Our eating habits are directly related to our health. Good eating habits don't start at the dinner table, but much sooner. Being a smart shopper and selecting foods that are healthy begins with reading food labels. The food label was designed by the U.S. Food and Drug Administration to guide Americans to make healthful choices. By reading food labels we are able to compare and contrast nutrient content of similar items and make a decision on how the food best fits into our diet.

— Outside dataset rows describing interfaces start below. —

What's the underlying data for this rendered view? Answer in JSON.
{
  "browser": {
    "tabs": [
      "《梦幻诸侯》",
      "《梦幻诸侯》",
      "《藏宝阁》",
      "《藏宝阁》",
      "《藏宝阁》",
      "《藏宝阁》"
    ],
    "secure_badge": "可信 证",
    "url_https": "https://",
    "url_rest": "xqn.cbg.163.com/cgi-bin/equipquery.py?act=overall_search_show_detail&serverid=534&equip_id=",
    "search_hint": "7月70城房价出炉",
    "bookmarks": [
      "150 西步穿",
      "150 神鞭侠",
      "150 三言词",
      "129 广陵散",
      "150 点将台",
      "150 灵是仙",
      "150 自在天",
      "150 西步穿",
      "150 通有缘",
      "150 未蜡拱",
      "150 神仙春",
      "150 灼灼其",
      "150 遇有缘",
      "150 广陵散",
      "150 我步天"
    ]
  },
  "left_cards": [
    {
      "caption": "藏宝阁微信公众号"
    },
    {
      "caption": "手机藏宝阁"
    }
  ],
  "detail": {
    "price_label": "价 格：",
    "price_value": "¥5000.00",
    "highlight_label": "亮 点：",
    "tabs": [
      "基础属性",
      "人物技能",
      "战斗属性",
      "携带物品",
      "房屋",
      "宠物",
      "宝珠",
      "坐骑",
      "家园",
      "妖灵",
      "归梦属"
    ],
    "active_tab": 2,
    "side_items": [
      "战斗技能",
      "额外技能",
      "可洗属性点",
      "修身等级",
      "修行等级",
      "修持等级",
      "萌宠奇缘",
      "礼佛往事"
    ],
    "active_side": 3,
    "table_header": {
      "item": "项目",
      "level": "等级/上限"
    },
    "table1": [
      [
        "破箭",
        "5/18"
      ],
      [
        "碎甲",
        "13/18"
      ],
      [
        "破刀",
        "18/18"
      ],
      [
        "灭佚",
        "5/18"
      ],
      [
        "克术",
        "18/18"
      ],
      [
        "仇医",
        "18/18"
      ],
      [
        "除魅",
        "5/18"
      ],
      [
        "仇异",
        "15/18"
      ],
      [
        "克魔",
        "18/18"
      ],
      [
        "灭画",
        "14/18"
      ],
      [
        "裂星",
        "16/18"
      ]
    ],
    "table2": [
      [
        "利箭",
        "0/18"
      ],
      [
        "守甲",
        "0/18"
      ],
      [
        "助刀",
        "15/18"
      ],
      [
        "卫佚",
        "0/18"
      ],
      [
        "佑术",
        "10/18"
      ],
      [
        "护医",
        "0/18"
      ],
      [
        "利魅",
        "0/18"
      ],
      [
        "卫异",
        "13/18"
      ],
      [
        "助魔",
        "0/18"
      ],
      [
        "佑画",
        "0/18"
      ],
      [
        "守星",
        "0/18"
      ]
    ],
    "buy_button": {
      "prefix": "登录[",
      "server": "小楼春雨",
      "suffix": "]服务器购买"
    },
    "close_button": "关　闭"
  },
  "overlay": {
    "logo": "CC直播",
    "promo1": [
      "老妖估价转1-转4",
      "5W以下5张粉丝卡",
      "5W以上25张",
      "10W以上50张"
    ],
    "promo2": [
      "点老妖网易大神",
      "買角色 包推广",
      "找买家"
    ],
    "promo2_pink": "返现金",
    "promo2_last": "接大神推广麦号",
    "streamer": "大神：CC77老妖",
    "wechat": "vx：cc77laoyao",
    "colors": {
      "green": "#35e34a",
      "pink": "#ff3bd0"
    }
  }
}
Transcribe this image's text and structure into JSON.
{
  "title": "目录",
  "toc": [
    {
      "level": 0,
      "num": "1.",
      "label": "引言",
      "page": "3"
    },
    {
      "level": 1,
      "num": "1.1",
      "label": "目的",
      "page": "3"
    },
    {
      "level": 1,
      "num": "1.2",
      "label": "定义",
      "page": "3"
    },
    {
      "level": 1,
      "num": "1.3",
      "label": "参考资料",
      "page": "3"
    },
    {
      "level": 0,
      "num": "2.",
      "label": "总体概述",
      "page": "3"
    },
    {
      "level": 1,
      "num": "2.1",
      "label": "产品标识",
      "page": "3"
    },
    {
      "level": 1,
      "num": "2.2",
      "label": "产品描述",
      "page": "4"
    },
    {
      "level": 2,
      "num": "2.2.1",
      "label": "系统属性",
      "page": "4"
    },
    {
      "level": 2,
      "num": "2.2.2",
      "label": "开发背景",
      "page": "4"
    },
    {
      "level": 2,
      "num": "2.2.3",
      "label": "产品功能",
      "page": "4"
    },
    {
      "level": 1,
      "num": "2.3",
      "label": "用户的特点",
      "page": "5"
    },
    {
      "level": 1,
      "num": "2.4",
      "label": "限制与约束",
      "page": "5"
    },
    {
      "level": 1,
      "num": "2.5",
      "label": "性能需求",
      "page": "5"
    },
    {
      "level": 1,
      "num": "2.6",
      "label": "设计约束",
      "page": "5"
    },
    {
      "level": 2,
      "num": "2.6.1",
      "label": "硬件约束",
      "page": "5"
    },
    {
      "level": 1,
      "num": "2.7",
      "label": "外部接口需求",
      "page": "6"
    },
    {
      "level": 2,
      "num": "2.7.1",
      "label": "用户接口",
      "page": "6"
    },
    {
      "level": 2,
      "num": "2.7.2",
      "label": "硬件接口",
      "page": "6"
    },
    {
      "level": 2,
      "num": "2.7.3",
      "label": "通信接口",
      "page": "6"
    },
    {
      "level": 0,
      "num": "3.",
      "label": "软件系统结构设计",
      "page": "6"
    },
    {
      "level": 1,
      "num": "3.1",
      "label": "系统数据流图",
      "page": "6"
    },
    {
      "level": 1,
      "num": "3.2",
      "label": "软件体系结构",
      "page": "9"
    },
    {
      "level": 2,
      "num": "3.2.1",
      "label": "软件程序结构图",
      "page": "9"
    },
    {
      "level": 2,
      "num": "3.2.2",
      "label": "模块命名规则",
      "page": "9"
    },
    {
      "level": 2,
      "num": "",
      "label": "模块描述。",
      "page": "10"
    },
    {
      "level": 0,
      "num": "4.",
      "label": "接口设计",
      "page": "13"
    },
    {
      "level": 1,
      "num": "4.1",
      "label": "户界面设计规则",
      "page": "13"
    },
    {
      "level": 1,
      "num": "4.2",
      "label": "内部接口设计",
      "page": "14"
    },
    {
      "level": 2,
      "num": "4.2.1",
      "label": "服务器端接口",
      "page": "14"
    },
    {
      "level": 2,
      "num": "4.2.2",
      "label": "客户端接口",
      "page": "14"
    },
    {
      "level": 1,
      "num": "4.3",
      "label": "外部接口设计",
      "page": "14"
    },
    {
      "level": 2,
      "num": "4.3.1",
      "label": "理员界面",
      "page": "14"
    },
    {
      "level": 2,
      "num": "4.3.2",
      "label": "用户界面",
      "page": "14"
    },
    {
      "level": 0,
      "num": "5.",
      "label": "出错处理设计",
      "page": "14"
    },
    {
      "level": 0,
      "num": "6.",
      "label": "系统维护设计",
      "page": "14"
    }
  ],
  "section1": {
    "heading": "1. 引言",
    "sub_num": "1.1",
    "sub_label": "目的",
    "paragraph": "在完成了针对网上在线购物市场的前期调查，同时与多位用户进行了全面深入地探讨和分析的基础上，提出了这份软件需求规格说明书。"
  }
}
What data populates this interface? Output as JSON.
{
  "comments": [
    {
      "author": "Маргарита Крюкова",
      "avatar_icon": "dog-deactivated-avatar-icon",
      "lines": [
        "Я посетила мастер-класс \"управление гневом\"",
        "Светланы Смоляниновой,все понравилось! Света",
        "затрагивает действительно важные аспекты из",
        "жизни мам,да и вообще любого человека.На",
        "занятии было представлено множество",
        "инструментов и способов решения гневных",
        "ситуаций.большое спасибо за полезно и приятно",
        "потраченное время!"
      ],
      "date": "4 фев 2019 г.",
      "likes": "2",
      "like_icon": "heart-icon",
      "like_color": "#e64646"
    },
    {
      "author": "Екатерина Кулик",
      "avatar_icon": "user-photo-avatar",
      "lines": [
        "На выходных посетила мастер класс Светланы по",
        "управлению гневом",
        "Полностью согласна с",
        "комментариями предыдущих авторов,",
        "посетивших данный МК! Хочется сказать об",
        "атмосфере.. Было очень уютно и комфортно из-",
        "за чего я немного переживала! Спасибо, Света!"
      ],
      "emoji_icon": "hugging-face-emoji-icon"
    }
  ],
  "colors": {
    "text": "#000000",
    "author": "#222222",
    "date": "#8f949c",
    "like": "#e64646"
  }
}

The first place to start when looking at the Nutrition Facts on a label is the Serving Size. How many servings come in a container? Remember, if there are two, and you eat the whole thing, you are consuming double the amount of calories listed. Next move down to the Amount Per Serving. This section gives you a breakdown of calories, fat, cholesterol, sodium, carbohydrates, and protein. Make sure to note that these amounts are per serving, not per container. Try to decrease saturated fat, and eliminate trans fats from your diet, as well as keeping sodium and sugars to a minimum. Below this is listed the Vitamins and Minerals. Food manufacturers are required to list the amounts of Vitamin A, Vitamin C, calcium and iron in each product.
The last section of a food label includes the Percent Daily Values. This list gives percentages based on recommended daily allowances based on a 2,000 calorie per day diet. However, not everyone should be on a 2,000 calorie per day diet! It is important to understand what your caloric and dietary needs are to help you “Feel Better and Live Longer”. For more information on food labeling and dietary guidelines, visit www.dietaryguidelines.gov
Take time to read nutrition labels. Understanding the label can make it easier for you to know what you are eating and how it will affect your health.
Jody Anderson, RN, CHC
Succeed Health, LLC- Algoma